The connected devices, automated processes can enhance production, but they also bring new dangers that companies should consider. There can be interruptions in the operations, network problems, sabotage, cyber attacks and data theft (Daugherty, Banerjee, Negm, & Alter, 2015). As more devices are connected, they become more vulnerable to attack. There have already been several cases, where businesses have been sabotaged by hackers: in 2014, they shut down an oil rig and infected another one with a malware. Internet of Things is a new phenomenon and companies only focus on the benefits while they are not entirely aware of the related risks (Wagstaff, 2014). But besides security issues, there are social aspects as well: IoT transforms professions, and it proposes questions about privacy (e.g., tracking employee fatigue or health- related data) and responsibilities (e.g., who is to blame if an automated machine causes an accident). “At the very least the Internet of Things will deliver new challenges and problems revolving around security, privacy, and how we go about living our digital lives. It will almost certainly create new points of contention and dispute among members of society [...]” (Greengard, 2015).
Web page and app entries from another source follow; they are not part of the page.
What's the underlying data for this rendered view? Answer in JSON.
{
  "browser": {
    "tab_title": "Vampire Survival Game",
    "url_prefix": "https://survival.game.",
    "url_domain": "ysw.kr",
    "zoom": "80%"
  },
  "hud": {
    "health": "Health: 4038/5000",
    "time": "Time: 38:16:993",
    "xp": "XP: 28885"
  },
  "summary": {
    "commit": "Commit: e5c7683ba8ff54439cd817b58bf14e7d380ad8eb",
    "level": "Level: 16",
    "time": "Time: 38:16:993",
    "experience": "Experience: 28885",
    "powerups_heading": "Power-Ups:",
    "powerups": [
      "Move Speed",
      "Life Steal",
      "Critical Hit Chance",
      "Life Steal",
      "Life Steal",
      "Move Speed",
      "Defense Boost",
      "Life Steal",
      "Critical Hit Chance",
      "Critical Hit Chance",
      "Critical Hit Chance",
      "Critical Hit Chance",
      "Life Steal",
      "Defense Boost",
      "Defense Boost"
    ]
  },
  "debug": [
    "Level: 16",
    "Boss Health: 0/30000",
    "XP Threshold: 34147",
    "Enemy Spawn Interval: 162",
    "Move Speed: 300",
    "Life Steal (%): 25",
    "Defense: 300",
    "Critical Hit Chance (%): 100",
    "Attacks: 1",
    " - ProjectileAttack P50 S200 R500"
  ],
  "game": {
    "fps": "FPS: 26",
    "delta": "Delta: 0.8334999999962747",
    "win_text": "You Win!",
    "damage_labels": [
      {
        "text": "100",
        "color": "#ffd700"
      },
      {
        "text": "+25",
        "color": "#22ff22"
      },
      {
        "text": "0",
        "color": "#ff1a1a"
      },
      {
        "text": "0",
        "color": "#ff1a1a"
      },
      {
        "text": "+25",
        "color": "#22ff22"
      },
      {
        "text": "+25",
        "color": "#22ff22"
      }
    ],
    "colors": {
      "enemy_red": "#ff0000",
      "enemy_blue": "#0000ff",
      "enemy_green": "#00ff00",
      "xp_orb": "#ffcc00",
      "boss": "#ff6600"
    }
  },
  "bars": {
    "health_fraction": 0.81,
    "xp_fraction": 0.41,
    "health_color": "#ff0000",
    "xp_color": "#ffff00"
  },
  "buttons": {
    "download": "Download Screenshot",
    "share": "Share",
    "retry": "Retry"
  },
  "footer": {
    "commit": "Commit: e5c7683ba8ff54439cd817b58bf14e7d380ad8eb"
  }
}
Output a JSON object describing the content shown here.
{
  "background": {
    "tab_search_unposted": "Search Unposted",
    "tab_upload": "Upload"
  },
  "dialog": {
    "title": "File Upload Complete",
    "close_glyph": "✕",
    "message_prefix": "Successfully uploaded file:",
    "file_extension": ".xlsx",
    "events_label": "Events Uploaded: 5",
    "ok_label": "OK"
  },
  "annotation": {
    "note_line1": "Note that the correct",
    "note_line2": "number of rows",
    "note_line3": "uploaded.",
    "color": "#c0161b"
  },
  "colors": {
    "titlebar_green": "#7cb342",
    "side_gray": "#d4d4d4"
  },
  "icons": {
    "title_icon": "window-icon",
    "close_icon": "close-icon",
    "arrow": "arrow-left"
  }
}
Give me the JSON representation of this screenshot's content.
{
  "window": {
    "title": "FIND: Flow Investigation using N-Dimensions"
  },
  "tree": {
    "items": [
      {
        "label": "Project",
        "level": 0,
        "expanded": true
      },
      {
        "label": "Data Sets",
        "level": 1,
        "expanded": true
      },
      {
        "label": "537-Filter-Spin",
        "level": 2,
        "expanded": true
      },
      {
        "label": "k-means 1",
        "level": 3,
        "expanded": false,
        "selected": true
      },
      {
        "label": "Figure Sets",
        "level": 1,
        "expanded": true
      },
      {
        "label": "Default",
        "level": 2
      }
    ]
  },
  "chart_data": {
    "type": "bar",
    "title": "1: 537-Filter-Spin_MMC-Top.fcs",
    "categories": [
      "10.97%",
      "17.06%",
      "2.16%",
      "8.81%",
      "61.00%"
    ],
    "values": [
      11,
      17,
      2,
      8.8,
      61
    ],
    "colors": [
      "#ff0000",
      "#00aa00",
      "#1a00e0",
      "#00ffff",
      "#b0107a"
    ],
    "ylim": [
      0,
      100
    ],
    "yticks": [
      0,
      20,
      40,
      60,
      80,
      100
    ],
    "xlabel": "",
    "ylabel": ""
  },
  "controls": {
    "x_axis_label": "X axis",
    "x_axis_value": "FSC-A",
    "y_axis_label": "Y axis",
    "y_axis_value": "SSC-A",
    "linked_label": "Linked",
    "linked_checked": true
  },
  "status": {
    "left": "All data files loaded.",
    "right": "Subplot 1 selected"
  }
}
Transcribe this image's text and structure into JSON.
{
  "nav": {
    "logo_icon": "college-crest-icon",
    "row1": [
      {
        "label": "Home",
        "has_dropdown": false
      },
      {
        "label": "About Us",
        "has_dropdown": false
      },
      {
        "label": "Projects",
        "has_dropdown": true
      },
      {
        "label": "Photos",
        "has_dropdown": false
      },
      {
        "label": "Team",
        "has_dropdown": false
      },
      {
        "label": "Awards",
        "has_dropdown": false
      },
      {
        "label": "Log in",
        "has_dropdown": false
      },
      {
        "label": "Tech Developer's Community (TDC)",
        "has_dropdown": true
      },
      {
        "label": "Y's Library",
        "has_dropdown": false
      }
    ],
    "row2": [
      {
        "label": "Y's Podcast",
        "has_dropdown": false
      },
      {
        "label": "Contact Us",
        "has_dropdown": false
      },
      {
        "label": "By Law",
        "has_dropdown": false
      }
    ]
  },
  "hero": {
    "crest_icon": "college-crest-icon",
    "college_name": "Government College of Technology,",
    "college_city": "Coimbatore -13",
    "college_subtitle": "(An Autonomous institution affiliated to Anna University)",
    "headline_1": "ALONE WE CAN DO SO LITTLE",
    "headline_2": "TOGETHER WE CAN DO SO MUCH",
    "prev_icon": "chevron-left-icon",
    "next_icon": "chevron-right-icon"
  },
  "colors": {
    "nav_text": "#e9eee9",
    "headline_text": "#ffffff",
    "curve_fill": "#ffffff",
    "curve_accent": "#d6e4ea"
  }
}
Industrial Internet of Thing is transforming production and operations, but it requires a paradigm shift from companies. Besides optimizing the current processes and discovering new value creation opportunities, they have to expand their risk management practices to be prepared for cyber-security threats.